Dear Lucas: Apropos to your question, I read that the Chinese government said “video games are like opium for the mind.” It makes me curious. Was it a political agenda, research from mental health, or sheer hubris that led to this decree? We may never know. We do know that young boys spend a lot of time on video games and Pew Research reports that  four-in-ten boys ages 13 to 17 (41%) say they spend too much time playing video games, four times the share of girls who say the same (11%).

The Chinese ban is not new: China was one of the first countries to recognize the potential for addiction to the Internet, video games, and other digital media, and was the first country to formally classify Internet addiction as a clinical disorder. In 2019 kids were allowed 1.5 hours of gaming on weekdays. The new decree limits gaming to 3 hours per week, from 8p.m. to 9p.m. on Friday, Saturday, and Sunday.

The interesting issue is how the government will enforce it: one way might be at the router- might it disconnect after three hours of play? Young people will need to log in with their real names and will have limited opportunity to buy microtokens. ”Farmers,” the players who mine the games for in-game currency, will need to be over the age of 18!

To me, limiting time is a thoughtful concept, but it is parents and kids who should make this decision. You did not say how much time you currently play. Note that each hour you spend on video games is an hour that you forfeit doing something else. On a particularly day, that is not huge, but over many days- it grows to be an alarming number. During the recent Tokyo Olympics it was reported that those athletes spend about 10,000 hours at their sport before making it to an Olympic team. That’s just 3.5 hours a day over ten years!

Not So Good, Not So Bad

That said, many educators in the U.S. believe that video games have positive benefits: they help develop skills like hand-to-eye coordination, speedy reaction times, strategic thinking, and puzzle solving.  It is also an activity, a walled off space, where you socialize with friends.  It’s a social thing, particularly when it’s played on larger consoles with others in the room. In China, the norm might seem less sociable if the gaming takes place in arcades or alone on a mobile phone.

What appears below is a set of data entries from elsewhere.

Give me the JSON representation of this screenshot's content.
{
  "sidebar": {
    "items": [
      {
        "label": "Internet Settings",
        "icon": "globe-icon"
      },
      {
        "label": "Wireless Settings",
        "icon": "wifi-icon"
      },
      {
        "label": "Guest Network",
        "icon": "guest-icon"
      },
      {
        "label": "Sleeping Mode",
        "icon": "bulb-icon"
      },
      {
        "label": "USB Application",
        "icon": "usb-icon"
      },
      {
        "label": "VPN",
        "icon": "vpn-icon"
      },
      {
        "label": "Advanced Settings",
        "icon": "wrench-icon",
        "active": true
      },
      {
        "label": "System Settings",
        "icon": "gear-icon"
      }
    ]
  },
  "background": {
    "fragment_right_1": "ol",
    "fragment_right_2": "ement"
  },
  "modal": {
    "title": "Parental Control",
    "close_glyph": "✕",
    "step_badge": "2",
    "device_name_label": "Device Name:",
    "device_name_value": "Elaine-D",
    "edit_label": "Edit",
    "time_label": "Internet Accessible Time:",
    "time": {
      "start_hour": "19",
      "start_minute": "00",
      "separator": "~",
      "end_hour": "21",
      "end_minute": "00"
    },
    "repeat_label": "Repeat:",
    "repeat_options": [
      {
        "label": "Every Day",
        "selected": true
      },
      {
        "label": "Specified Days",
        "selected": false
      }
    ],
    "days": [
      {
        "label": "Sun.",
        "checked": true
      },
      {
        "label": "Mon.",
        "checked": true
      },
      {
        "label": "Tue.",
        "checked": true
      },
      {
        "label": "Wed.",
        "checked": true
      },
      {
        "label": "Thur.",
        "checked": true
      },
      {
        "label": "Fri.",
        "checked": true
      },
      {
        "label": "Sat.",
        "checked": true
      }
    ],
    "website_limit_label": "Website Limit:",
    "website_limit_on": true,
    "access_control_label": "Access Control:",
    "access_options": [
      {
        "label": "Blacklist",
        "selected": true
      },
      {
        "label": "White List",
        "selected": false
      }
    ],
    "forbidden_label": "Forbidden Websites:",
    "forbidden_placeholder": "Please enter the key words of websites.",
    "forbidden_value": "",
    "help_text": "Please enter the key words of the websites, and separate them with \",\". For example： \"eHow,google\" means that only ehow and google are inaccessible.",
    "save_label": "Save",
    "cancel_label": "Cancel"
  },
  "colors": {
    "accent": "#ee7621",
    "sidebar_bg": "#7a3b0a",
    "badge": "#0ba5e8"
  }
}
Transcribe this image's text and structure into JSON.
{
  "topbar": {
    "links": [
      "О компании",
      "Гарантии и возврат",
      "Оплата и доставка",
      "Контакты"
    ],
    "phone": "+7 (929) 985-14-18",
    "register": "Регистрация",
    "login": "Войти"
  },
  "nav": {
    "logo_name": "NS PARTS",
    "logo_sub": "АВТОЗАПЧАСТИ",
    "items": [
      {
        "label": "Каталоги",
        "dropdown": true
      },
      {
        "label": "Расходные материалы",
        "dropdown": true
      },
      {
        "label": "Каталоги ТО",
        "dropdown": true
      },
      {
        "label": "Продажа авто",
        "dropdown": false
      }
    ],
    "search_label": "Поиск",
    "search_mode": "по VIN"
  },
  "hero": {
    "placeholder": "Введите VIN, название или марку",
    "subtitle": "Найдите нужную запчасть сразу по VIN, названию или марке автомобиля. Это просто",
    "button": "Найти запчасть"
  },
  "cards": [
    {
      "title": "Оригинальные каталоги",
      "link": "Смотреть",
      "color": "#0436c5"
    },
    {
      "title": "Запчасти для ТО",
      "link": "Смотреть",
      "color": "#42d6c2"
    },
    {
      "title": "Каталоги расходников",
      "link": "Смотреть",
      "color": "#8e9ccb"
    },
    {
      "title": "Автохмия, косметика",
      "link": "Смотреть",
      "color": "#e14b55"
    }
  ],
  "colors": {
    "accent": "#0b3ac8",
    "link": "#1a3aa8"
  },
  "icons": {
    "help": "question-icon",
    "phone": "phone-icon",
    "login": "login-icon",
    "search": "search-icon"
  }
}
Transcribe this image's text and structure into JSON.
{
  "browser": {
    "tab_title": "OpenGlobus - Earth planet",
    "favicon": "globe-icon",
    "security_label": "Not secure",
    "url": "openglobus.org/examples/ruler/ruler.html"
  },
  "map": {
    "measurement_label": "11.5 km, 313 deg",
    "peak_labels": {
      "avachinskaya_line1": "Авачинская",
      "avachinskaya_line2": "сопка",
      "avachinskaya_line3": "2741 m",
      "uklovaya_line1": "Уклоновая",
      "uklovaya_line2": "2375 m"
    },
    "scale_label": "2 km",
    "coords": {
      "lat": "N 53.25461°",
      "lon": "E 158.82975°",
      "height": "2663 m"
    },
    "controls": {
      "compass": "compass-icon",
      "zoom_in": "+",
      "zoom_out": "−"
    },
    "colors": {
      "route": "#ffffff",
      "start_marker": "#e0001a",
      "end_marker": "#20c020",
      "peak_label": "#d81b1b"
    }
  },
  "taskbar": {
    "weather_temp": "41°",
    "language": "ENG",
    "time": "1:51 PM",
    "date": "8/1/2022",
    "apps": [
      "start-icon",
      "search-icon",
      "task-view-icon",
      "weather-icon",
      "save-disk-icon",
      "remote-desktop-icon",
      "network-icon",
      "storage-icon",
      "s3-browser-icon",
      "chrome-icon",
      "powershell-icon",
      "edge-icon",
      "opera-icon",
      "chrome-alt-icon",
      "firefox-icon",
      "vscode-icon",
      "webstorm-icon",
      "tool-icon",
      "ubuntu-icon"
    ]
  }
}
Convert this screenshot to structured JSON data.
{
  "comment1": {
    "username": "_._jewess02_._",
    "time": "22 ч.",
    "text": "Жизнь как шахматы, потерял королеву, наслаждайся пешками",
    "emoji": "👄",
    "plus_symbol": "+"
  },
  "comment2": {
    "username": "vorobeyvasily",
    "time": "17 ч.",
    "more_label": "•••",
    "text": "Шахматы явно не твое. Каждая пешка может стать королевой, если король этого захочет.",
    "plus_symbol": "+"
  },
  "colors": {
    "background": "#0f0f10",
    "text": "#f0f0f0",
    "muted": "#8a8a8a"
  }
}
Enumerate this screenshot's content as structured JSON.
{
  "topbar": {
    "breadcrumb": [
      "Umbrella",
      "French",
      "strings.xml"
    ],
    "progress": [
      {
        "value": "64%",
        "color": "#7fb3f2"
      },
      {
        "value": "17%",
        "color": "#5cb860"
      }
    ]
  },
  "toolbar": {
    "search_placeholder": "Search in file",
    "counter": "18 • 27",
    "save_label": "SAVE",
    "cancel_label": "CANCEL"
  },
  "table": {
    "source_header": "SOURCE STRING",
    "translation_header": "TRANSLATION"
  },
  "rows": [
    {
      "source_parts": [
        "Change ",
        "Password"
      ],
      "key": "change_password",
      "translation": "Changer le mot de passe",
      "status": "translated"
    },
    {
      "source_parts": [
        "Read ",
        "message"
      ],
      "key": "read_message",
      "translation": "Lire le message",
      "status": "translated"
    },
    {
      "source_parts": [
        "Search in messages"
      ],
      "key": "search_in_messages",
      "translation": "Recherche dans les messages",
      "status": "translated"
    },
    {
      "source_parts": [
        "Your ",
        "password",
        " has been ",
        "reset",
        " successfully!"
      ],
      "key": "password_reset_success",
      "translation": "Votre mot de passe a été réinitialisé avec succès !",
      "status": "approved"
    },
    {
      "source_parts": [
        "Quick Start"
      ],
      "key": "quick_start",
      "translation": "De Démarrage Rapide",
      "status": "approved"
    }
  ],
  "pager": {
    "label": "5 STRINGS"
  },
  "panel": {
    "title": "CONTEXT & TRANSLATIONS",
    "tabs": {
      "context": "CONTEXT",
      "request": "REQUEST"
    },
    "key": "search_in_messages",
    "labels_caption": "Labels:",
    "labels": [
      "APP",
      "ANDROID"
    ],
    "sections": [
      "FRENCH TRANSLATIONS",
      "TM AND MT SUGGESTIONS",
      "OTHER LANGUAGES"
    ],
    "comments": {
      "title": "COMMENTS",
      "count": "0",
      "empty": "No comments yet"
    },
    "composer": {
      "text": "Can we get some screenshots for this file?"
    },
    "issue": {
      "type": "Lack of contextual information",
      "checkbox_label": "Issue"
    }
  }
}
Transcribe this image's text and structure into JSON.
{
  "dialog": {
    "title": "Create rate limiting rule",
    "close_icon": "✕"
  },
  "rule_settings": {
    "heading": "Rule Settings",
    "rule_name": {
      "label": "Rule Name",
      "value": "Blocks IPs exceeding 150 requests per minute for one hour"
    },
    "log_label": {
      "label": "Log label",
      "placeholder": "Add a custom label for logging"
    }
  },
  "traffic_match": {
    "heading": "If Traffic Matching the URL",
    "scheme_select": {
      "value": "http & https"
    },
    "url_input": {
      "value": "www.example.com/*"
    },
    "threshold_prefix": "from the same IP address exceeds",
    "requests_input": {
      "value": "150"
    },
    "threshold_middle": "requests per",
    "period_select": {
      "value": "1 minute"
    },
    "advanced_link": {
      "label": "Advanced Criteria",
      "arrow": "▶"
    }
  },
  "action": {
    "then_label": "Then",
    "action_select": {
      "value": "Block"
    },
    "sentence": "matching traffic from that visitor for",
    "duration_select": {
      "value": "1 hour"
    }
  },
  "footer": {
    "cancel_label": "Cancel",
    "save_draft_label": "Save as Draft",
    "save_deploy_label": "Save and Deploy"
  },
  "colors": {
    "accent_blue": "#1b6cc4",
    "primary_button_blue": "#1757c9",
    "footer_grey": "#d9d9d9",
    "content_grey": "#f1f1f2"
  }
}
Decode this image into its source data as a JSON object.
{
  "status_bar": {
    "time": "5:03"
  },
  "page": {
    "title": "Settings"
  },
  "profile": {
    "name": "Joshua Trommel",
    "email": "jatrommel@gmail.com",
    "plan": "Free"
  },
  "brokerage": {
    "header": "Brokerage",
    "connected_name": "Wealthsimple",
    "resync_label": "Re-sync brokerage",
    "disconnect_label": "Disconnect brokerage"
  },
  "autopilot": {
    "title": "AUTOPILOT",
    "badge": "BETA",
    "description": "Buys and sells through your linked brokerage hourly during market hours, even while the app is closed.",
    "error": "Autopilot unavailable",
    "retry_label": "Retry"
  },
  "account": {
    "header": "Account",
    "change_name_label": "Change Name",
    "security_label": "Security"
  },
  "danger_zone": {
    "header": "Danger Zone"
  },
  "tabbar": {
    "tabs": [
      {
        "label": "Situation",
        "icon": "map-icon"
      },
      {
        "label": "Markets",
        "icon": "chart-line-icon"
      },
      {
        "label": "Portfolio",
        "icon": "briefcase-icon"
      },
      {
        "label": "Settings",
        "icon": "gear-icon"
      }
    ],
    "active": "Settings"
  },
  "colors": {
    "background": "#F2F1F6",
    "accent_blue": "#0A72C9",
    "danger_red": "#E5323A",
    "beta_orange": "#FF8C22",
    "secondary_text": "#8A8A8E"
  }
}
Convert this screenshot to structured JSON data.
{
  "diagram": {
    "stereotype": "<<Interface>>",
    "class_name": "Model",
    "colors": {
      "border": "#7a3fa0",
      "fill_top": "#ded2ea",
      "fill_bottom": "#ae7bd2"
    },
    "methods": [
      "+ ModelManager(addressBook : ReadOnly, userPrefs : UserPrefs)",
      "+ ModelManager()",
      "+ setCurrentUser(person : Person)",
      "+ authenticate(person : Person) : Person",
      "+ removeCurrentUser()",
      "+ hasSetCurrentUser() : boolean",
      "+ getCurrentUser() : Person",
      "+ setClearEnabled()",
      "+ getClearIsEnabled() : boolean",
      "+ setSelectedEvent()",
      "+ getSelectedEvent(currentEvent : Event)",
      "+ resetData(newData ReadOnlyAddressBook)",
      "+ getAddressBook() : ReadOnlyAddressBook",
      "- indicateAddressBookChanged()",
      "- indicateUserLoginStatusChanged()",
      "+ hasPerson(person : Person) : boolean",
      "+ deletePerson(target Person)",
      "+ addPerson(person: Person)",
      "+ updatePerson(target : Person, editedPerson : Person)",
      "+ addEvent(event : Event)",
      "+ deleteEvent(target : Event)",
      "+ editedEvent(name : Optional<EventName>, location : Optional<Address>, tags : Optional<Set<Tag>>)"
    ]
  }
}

While young boys thrive on these games, there is a belief, held by a majority of adults in the U.S., that the amount of gun violence in video games contributes to a “great deal or a fair amount” of gun violence.  82% of people age 65 and older hold this opinion, and your grandparents might be in that age cohort! Their causal inference could be wrong. 

Play it WITH Grandpa!

Perhaps kids who are lonely and emotionally unhinged,  seek out video games. Was that the rationale in China to limit games? We don’t know. Officially, I have read there was concern about poor eyesight (myopia), college readiness, and protecting kids’ physical and mental health.  Be able to sidestep these concerns when you talk with your grandparents! 

That said, are there multi generational video games that you can make your grandparents take an interest in, or share an online language-tool?  One option is to show them how Roblox Studio works, and create a new game personalized with their input. You may be able to convince them that your programming skill and their creativity will be your ticket to engineering school.